### [PROBLEM REQUIREMENTS]
Where a line below includes the word "this", copy that line.

[INFORMATION SUPPLIED Boundary: Start]

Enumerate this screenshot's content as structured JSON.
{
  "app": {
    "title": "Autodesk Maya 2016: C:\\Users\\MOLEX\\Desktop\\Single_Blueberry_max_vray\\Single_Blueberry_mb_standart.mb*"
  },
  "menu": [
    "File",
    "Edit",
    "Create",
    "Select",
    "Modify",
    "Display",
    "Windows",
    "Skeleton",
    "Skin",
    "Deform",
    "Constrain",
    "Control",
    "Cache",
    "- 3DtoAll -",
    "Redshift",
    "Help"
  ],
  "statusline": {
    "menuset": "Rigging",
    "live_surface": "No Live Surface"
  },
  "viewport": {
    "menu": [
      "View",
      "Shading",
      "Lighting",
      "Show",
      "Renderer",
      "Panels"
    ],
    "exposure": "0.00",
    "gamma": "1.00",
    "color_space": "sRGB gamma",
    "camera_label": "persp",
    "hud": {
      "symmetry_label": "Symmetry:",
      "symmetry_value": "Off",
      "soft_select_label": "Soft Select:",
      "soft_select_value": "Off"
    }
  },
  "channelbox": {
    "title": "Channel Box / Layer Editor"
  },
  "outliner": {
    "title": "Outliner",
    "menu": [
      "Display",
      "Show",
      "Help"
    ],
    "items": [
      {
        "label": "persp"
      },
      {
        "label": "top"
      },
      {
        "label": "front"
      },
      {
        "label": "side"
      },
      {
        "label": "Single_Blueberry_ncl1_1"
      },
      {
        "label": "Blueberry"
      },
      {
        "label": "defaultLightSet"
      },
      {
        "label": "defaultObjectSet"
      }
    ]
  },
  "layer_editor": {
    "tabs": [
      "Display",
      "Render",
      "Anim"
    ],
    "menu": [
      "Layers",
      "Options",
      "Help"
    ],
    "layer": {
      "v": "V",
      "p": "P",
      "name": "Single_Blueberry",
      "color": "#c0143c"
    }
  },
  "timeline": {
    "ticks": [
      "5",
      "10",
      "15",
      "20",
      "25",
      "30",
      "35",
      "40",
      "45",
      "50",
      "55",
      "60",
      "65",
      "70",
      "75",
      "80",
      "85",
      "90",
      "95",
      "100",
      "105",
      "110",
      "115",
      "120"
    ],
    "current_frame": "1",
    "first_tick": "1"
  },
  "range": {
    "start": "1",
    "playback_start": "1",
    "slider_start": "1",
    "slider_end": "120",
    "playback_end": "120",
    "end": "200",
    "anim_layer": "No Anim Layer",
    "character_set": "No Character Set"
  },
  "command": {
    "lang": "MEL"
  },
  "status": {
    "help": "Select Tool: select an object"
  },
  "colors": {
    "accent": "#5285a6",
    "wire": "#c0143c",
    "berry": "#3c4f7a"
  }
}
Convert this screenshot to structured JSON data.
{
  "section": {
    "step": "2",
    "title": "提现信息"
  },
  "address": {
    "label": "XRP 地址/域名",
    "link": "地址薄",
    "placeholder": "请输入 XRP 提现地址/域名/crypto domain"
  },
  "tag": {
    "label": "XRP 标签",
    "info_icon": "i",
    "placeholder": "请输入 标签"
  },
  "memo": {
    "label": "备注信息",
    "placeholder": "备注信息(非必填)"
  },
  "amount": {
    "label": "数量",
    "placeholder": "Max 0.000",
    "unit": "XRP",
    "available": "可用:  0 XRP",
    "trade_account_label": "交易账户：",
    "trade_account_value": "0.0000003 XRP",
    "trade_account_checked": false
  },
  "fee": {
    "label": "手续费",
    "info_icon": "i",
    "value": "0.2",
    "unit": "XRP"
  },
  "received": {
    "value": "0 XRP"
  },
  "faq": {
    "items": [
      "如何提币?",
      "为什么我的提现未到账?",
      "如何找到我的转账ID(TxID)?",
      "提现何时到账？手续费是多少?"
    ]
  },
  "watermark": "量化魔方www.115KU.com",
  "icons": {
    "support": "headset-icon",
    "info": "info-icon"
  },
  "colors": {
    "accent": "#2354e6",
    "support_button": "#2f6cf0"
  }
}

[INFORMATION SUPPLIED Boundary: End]

### [TASK RESULT]
Enumerate this screenshot's content as structured JSON.
Convert this screenshot to structured JSON data.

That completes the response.